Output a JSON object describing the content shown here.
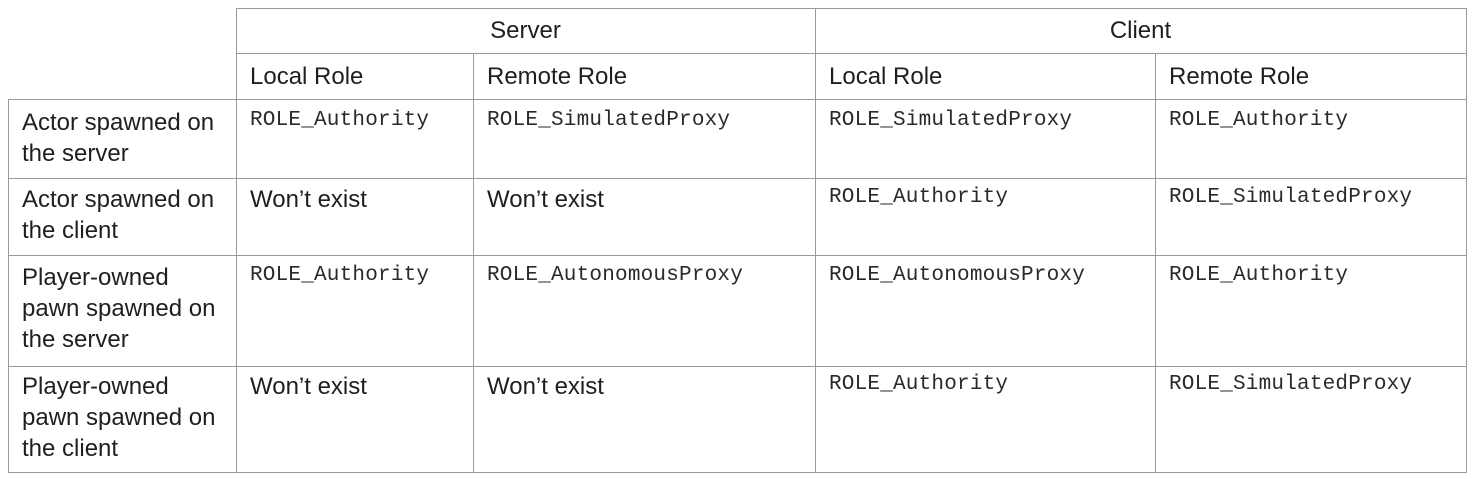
{
  "table": {
    "group_headers": [
      "Server",
      "Client"
    ],
    "sub_headers": [
      "Local Role",
      "Remote Role",
      "Local Role",
      "Remote Role"
    ],
    "rows": [
      {
        "label": "Actor spawned on the server",
        "cells": [
          "ROLE_Authority",
          "ROLE_SimulatedProxy",
          "ROLE_SimulatedProxy",
          "ROLE_Authority"
        ]
      },
      {
        "label": "Actor spawned on the client",
        "cells": [
          "Won’t exist",
          "Won’t exist",
          "ROLE_Authority",
          "ROLE_SimulatedProxy"
        ]
      },
      {
        "label": "Player-owned pawn spawned on the server",
        "cells": [
          "ROLE_Authority",
          "ROLE_AutonomousProxy",
          "ROLE_AutonomousProxy",
          "ROLE_Authority"
        ]
      },
      {
        "label": "Player-owned pawn spawned on the client",
        "cells": [
          "Won’t exist",
          "Won’t exist",
          "ROLE_Authority",
          "ROLE_SimulatedProxy"
        ]
      }
    ]
  }
}
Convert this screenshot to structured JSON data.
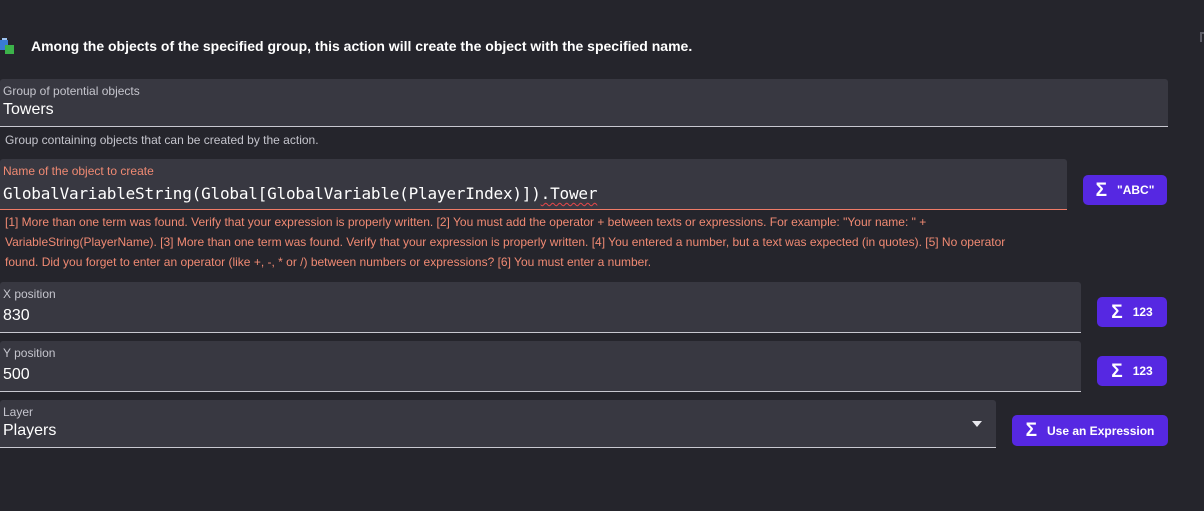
{
  "header": {
    "icon": "object-group-icon",
    "description": "Among the objects of the specified group, this action will create the object with the specified name."
  },
  "group_field": {
    "label": "Group of potential objects",
    "value": "Towers",
    "helper": "Group containing objects that can be created by the action."
  },
  "name_field": {
    "label": "Name of the object to create",
    "value_main": "GlobalVariableString(Global[GlobalVariable(PlayerIndex)])",
    "value_error": ".Tower",
    "error_line1": "[1] More than one term was found. Verify that your expression is properly written. [2] You must add the operator + between texts or expressions. For example: \"Your name: \" +",
    "error_line2": "VariableString(PlayerName). [3] More than one term was found. Verify that your expression is properly written. [4] You entered a number, but a text was expected (in quotes). [5] No operator",
    "error_line3": "found. Did you forget to enter an operator (like +, -, * or /) between numbers or expressions? [6] You must enter a number.",
    "button_label": "\"ABC\""
  },
  "x_field": {
    "label": "X position",
    "value": "830",
    "button_label": "123"
  },
  "y_field": {
    "label": "Y position",
    "value": "500",
    "button_label": "123"
  },
  "layer_field": {
    "label": "Layer",
    "value": "Players",
    "button_label": "Use an Expression"
  },
  "sigma_symbol": "Σ",
  "colors": {
    "background": "#25252c",
    "field": "#383841",
    "accent": "#5628e2",
    "error": "#f08a73"
  }
}
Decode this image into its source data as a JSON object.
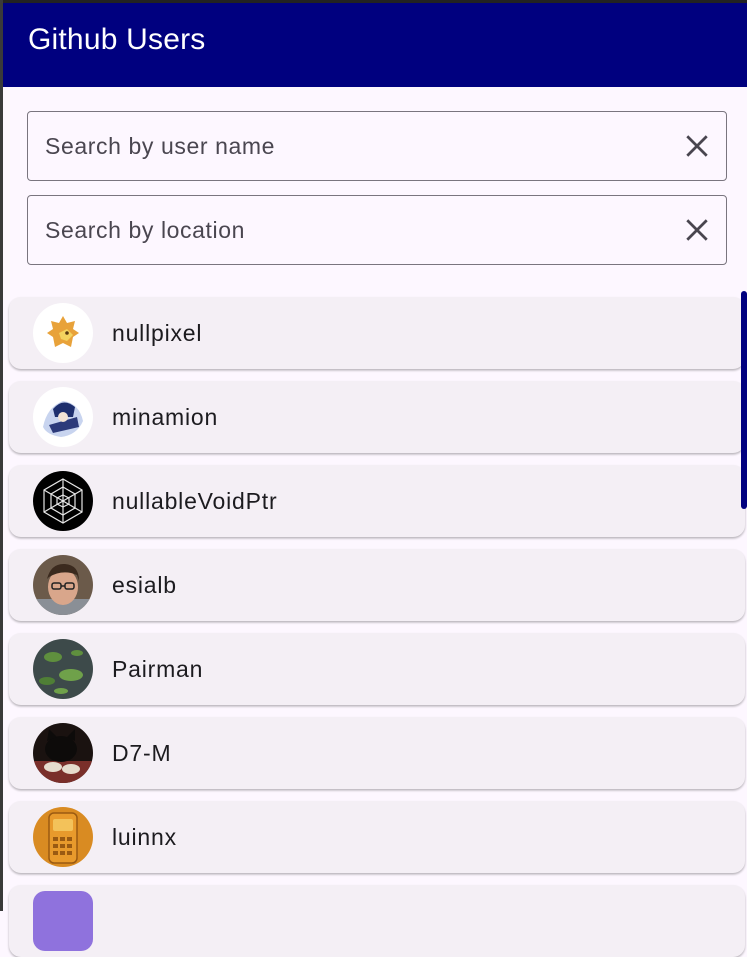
{
  "appbar": {
    "title": "Github Users"
  },
  "search": {
    "username_placeholder": "Search by user name",
    "username_value": "",
    "location_placeholder": "Search by location",
    "location_value": "",
    "clear_icon": "close-icon"
  },
  "users": [
    {
      "login": "nullpixel",
      "avatar": "lion-avatar"
    },
    {
      "login": "minamion",
      "avatar": "anime-avatar"
    },
    {
      "login": "nullableVoidPtr",
      "avatar": "geometric-avatar"
    },
    {
      "login": "esialb",
      "avatar": "photo-avatar"
    },
    {
      "login": "Pairman",
      "avatar": "lily-pad-avatar"
    },
    {
      "login": "D7-M",
      "avatar": "cat-avatar"
    },
    {
      "login": "luinnx",
      "avatar": "orange-avatar"
    },
    {
      "login": "",
      "avatar": "purple-avatar"
    }
  ],
  "colors": {
    "appbar": "#00007f",
    "background": "#fdf7ff",
    "card": "#f4eff5",
    "scrollbar": "#00007f"
  }
}
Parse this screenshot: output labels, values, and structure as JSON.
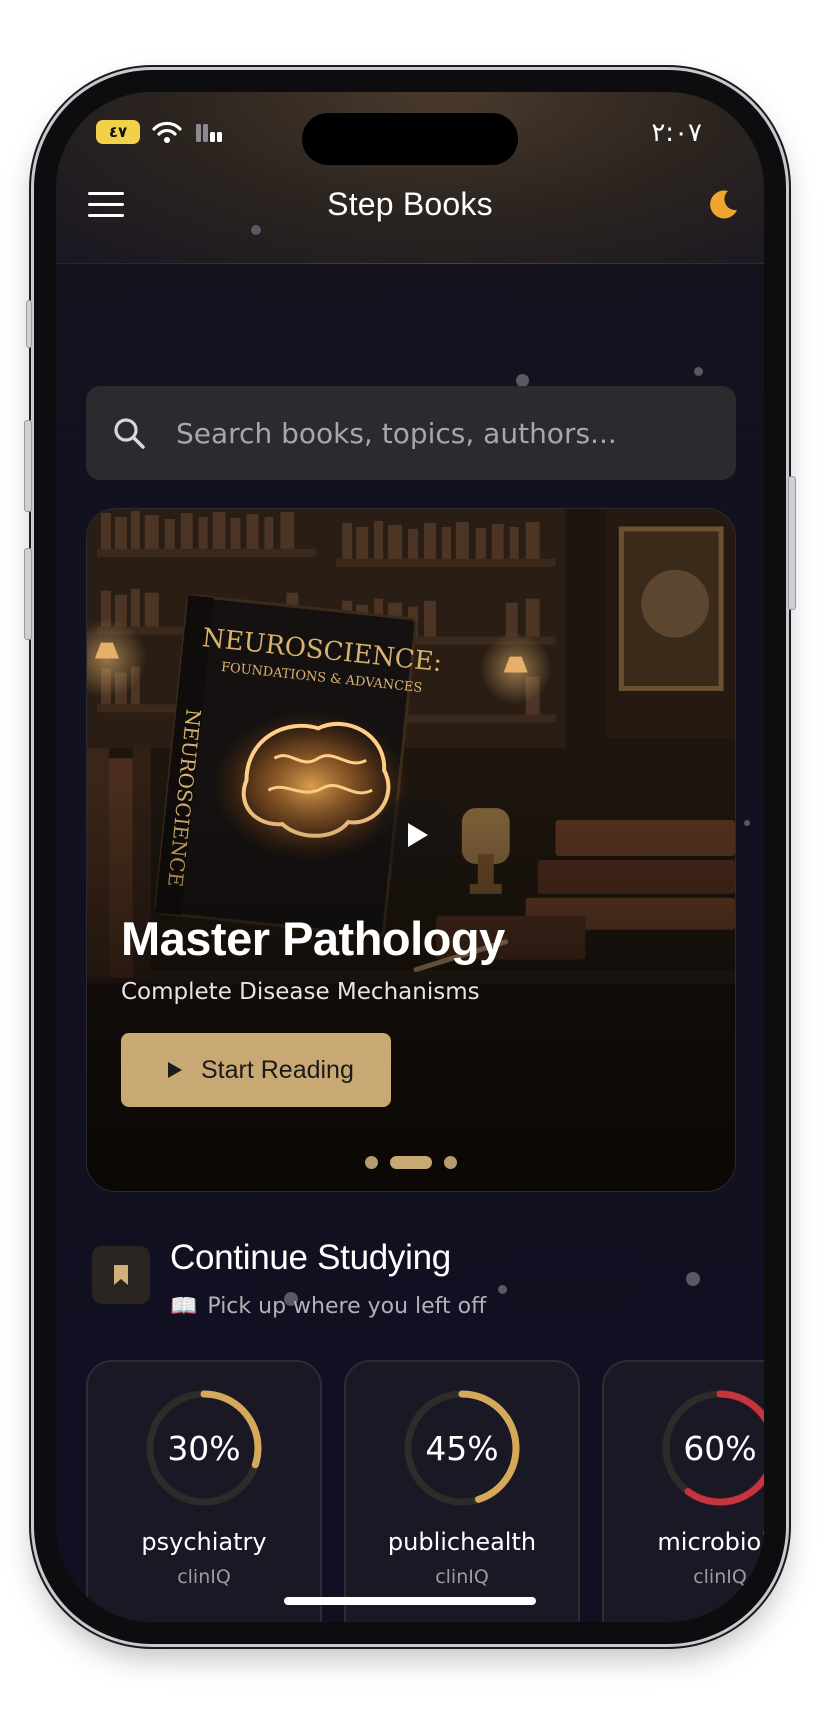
{
  "status_bar": {
    "battery": "٤٧",
    "time": "٢:٠٧"
  },
  "header": {
    "title": "Step Books"
  },
  "search": {
    "placeholder": "Search books, topics, authors..."
  },
  "hero": {
    "cover_title": "NEUROSCIENCE:",
    "cover_subtitle": "FOUNDATIONS & ADVANCES",
    "cover_spine": "NEUROSCIENCE",
    "title": "Master Pathology",
    "subtitle": "Complete Disease Mechanisms",
    "cta_label": "Start Reading",
    "active_slide": 2,
    "slide_count": 3,
    "accent": "#c8a873"
  },
  "continue": {
    "title": "Continue Studying",
    "subtitle": "Pick up where you left off",
    "subtitle_icon": "📖",
    "items": [
      {
        "title": "psychiatry",
        "source": "clinIQ",
        "progress": 30,
        "progress_label": "30%",
        "color": "#d6a95a"
      },
      {
        "title": "publichealth",
        "source": "clinIQ",
        "progress": 45,
        "progress_label": "45%",
        "color": "#d6a95a"
      },
      {
        "title": "microbiolo",
        "source": "clinIQ",
        "progress": 60,
        "progress_label": "60%",
        "color": "#c7343b"
      }
    ]
  },
  "icons": {
    "menu": "hamburger-menu-icon",
    "theme": "moon-icon",
    "search": "search-icon",
    "play": "play-icon",
    "section": "bookmark-icon"
  }
}
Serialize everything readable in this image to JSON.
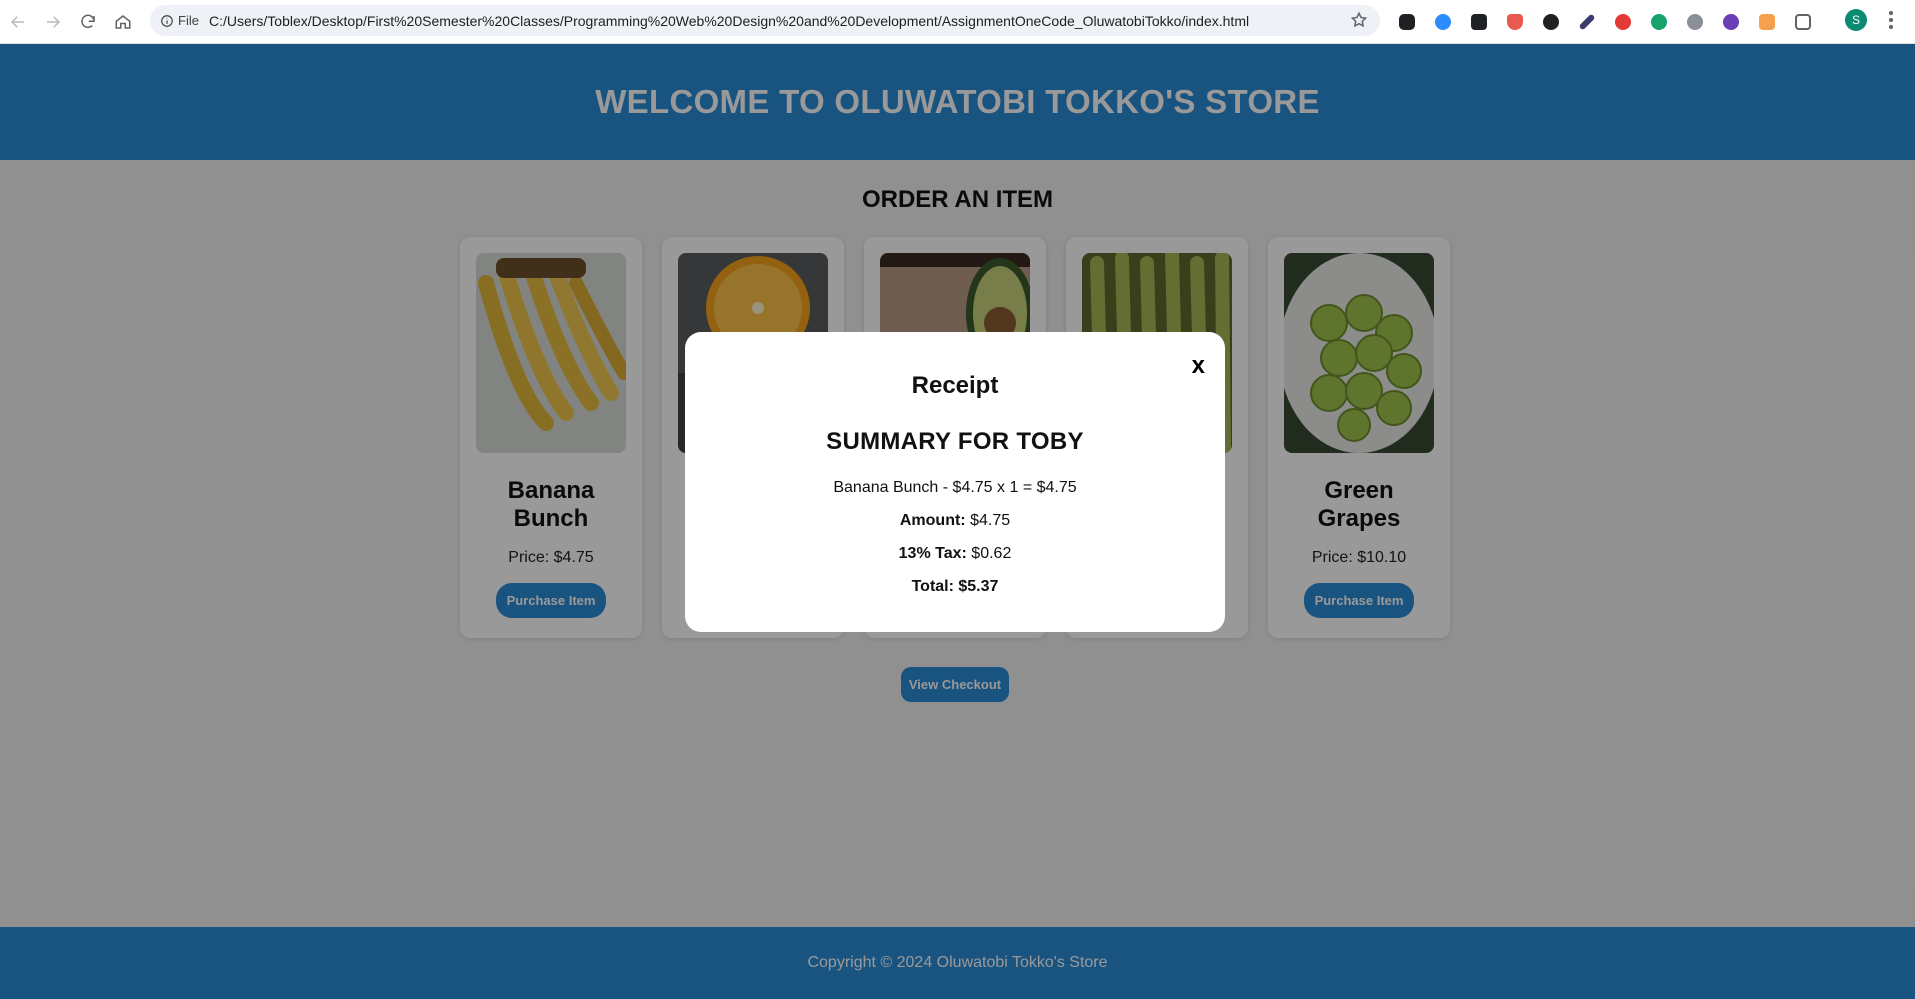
{
  "browser": {
    "file_label": "File",
    "url": "C:/Users/Toblex/Desktop/First%20Semester%20Classes/Programming%20Web%20Design%20and%20Development/AssignmentOneCode_OluwatobiTokko/index.html",
    "profile_initial": "S"
  },
  "header": {
    "title": "WELCOME TO OLUWATOBI TOKKO'S STORE"
  },
  "main": {
    "order_heading": "ORDER AN ITEM",
    "products": [
      {
        "name": "Banana Bunch",
        "price": "Price: $4.75",
        "button": "Purchase Item"
      },
      {
        "name": "",
        "price": "",
        "button": ""
      },
      {
        "name": "",
        "price": "",
        "button": ""
      },
      {
        "name": "",
        "price": "",
        "button": ""
      },
      {
        "name": "Green Grapes",
        "price": "Price: $10.10",
        "button": "Purchase Item"
      }
    ],
    "checkout_button": "View Checkout"
  },
  "footer": {
    "text": "Copyright © 2024 Oluwatobi Tokko's Store"
  },
  "modal": {
    "close": "x",
    "title": "Receipt",
    "summary": "SUMMARY FOR TOBY",
    "line_item": "Banana Bunch - $4.75 x 1 = $4.75",
    "amount_label": "Amount:",
    "amount_value": "$4.75",
    "tax_label": "13% Tax:",
    "tax_value": "$0.62",
    "total": "Total: $5.37"
  },
  "colors": {
    "brand_blue": "#2a8ad6",
    "overlay": "rgba(0,0,0,0.4)"
  }
}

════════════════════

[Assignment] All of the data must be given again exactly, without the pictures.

[The answer]
Output a JSON object describing the content shown here.
{
  "table": {
    "group_headers": [
      "Server",
      "Client"
    ],
    "sub_headers": [
      "Local Role",
      "Remote Role",
      "Local Role",
      "Remote Role"
    ],
    "rows": [
      {
        "label": "Actor spawned on the server",
        "cells": [
          "ROLE_Authority",
          "ROLE_SimulatedProxy",
          "ROLE_SimulatedProxy",
          "ROLE_Authority"
        ]
      },
      {
        "label": "Actor spawned on the client",
        "cells": [
          "Won’t exist",
          "Won’t exist",
          "ROLE_Authority",
          "ROLE_SimulatedProxy"
        ]
      },
      {
        "label": "Player-owned pawn spawned on the server",
        "cells": [
          "ROLE_Authority",
          "ROLE_AutonomousProxy",
          "ROLE_AutonomousProxy",
          "ROLE_Authority"
        ]
      },
      {
        "label": "Player-owned pawn spawned on the client",
        "cells": [
          "Won’t exist",
          "Won’t exist",
          "ROLE_Authority",
          "ROLE_SimulatedProxy"
        ]
      }
    ]
  }
}
Convert this screenshot to structured JSON data.
{
  "header": {
    "icon": "object-group-icon",
    "description": "Among the objects of the specified group, this action will create the object with the specified name."
  },
  "group_field": {
    "label": "Group of potential objects",
    "value": "Towers",
    "helper": "Group containing objects that can be created by the action."
  },
  "name_field": {
    "label": "Name of the object to create",
    "value_main": "GlobalVariableString(Global[GlobalVariable(PlayerIndex)])",
    "value_error": ".Tower",
    "error_line1": "[1] More than one term was found. Verify that your expression is properly written. [2] You must add the operator + between texts or expressions. For example: \"Your name: \" +",
    "error_line2": "VariableString(PlayerName). [3] More than one term was found. Verify that your expression is properly written. [4] You entered a number, but a text was expected (in quotes). [5] No operator",
    "error_line3": "found. Did you forget to enter an operator (like +, -, * or /) between numbers or expressions? [6] You must enter a number.",
    "button_label": "\"ABC\""
  },
  "x_field": {
    "label": "X position",
    "value": "830",
    "button_label": "123"
  },
  "y_field": {
    "label": "Y position",
    "value": "500",
    "button_label": "123"
  },
  "layer_field": {
    "label": "Layer",
    "value": "Players",
    "button_label": "Use an Expression"
  },
  "sigma_symbol": "Σ",
  "colors": {
    "background": "#25252c",
    "field": "#383841",
    "accent": "#5628e2",
    "error": "#f08a73"
  }
}
Decode this image into its source data as a JSON object.
{
  "appbar": {
    "title": "Github Users"
  },
  "search": {
    "username_placeholder": "Search by user name",
    "username_value": "",
    "location_placeholder": "Search by location",
    "location_value": "",
    "clear_icon": "close-icon"
  },
  "users": [
    {
      "login": "nullpixel",
      "avatar": "lion-avatar"
    },
    {
      "login": "minamion",
      "avatar": "anime-avatar"
    },
    {
      "login": "nullableVoidPtr",
      "avatar": "geometric-avatar"
    },
    {
      "login": "esialb",
      "avatar": "photo-avatar"
    },
    {
      "login": "Pairman",
      "avatar": "lily-pad-avatar"
    },
    {
      "login": "D7-M",
      "avatar": "cat-avatar"
    },
    {
      "login": "luinnx",
      "avatar": "orange-avatar"
    },
    {
      "login": "",
      "avatar": "purple-avatar"
    }
  ],
  "colors": {
    "appbar": "#00007f",
    "background": "#fdf7ff",
    "card": "#f4eff5",
    "scrollbar": "#00007f"
  }
}
Parse this screenshot: output labels, values, and structure as JSON.
{
  "status_bar": {
    "battery": "٤٧",
    "time": "٢:٠٧"
  },
  "header": {
    "title": "Step Books"
  },
  "search": {
    "placeholder": "Search books, topics, authors..."
  },
  "hero": {
    "cover_title": "NEUROSCIENCE:",
    "cover_subtitle": "FOUNDATIONS & ADVANCES",
    "cover_spine": "NEUROSCIENCE",
    "title": "Master Pathology",
    "subtitle": "Complete Disease Mechanisms",
    "cta_label": "Start Reading",
    "active_slide": 2,
    "slide_count": 3,
    "accent": "#c8a873"
  },
  "continue": {
    "title": "Continue Studying",
    "subtitle": "Pick up where you left off",
    "subtitle_icon": "📖",
    "items": [
      {
        "title": "psychiatry",
        "source": "clinIQ",
        "progress": 30,
        "progress_label": "30%",
        "color": "#d6a95a"
      },
      {
        "title": "publichealth",
        "source": "clinIQ",
        "progress": 45,
        "progress_label": "45%",
        "color": "#d6a95a"
      },
      {
        "title": "microbiolo",
        "source": "clinIQ",
        "progress": 60,
        "progress_label": "60%",
        "color": "#c7343b"
      }
    ]
  },
  "icons": {
    "menu": "hamburger-menu-icon",
    "theme": "moon-icon",
    "search": "search-icon",
    "play": "play-icon",
    "section": "bookmark-icon"
  }
}
Serialize everything readable in this image to JSON.
{
  "browser": {
    "file_label": "File",
    "url": "C:/Users/Toblex/Desktop/First%20Semester%20Classes/Programming%20Web%20Design%20and%20Development/AssignmentOneCode_OluwatobiTokko/index.html",
    "profile_initial": "S"
  },
  "header": {
    "title": "WELCOME TO OLUWATOBI TOKKO'S STORE"
  },
  "main": {
    "order_heading": "ORDER AN ITEM",
    "products": [
      {
        "name": "Banana Bunch",
        "price": "Price: $4.75",
        "button": "Purchase Item"
      },
      {
        "name": "",
        "price": "",
        "button": ""
      },
      {
        "name": "",
        "price": "",
        "button": ""
      },
      {
        "name": "",
        "price": "",
        "button": ""
      },
      {
        "name": "Green Grapes",
        "price": "Price: $10.10",
        "button": "Purchase Item"
      }
    ],
    "checkout_button": "View Checkout"
  },
  "footer": {
    "text": "Copyright © 2024 Oluwatobi Tokko's Store"
  },
  "modal": {
    "close": "x",
    "title": "Receipt",
    "summary": "SUMMARY FOR TOBY",
    "line_item": "Banana Bunch - $4.75 x 1 = $4.75",
    "amount_label": "Amount:",
    "amount_value": "$4.75",
    "tax_label": "13% Tax:",
    "tax_value": "$0.62",
    "total": "Total: $5.37"
  },
  "colors": {
    "brand_blue": "#2a8ad6",
    "overlay": "rgba(0,0,0,0.4)"
  }
}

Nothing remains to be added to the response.